And for those who saw Charlotte make a clanger of a mistake towards the end and saw no mistakes in the Dutch test, remember this. Those seven judges were placed at different parts of the arena for a reason: what looks like a good halt from one angle clearly shows a trailing hind leg from another. The marks will vary depending on what was seen from where. So unless you were there and were simultaneously viewing the performance from the markers B; E; C and M, just accept that your view will by definition be partial. Parzival was at times tense through his neck, shoulder and withers and in dressage, tension gets marked down.

As to whether or not dressage is elitist, well I’ve discussed that elsewhere. Just to reiterate, it is possible to get into horse riding from a very ordinary background. I learned to ride by mucking out at local stables in return for lessons. Lessons involved sitting on any horse, no matter how grouchy, badly trained, or difficult that horse was. And as a consequence I learned something that somebody who came up through the more conventional Pony Club route may have missed out on – I learned how to get a tune out of horses that nobody else wanted anything to do with. I learned how to give a chance to horses who had been pretty much abandoned by anybody else, and they have always rewarded me for it.

Yes, dressage is easier if you have lots of money and good connections. But Jesus wept we live within a capitalist system that we pretend is a meritocratic free market but is more about the rich strangling the rest of us with their old school ties. Everything is bloody easier with money and connections.

By accusing Dujardin of not deserving her victory, either through wealth, or connections or biased judging, we are denying success. We are doing that horribly British thing of needing to be bad at everything because anything else is just showing off. So if we must be successful at something, we seem to feel that it’s only allowed if it’s the good old underdog. It’s only OK if it’s someone from an impoverished background because god forbid that someone from a moderately comfortable middle class background should do anything other than wander around in sack cloth and ashes apologising for their very existence.
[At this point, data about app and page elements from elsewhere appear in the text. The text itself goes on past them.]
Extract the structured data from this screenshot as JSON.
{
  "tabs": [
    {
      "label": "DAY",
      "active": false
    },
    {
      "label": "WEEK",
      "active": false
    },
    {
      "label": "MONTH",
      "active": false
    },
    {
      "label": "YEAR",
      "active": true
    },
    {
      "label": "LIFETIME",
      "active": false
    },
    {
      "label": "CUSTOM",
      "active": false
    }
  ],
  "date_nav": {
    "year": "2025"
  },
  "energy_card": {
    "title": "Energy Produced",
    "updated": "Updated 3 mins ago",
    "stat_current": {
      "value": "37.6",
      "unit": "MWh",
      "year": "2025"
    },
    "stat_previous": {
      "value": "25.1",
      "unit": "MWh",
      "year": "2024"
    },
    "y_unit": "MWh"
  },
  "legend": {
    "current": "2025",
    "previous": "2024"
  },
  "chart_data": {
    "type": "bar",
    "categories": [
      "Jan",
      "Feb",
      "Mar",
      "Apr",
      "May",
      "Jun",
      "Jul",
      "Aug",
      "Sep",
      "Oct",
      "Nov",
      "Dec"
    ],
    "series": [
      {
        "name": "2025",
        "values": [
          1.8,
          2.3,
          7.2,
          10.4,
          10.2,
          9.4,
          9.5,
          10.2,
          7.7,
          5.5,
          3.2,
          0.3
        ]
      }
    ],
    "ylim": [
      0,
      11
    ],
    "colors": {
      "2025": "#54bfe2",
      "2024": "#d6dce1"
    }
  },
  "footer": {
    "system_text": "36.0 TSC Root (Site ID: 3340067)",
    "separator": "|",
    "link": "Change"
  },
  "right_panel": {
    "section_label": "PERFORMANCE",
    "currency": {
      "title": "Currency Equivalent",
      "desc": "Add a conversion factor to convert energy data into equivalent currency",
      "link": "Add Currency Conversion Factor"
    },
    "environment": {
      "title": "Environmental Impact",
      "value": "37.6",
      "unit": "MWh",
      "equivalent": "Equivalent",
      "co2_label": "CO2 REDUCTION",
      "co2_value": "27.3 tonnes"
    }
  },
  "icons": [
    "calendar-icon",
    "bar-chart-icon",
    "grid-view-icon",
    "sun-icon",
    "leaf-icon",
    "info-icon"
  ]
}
I just wish that people could stop carping and just sit and watch. Watch in awe. Drop the prejudice. Stop whinging that it looks silly. Sex looks silly, it never stopped anyone trying it. Watch every perfect hoof beat. Stop wittering that someone has more money than you (someone has more money than everyone, either get over it or try to earn more). Become aware that you have been unaware that horse and rider are separate. Know that the difference between a good pirouette and a wild uneducated leap lies in a twitch of your core muscles, the direction in which you choose to breath. All the top riders in the final had minutes to show us the culmination of decades of training and years of hard work. It takes enormous effort to show such effortless harmony. Sit back, enjoy and know that the Great Escape will never sound the same again.

Derby, this one is dedicated to you. No-one will know quite how much I miss you.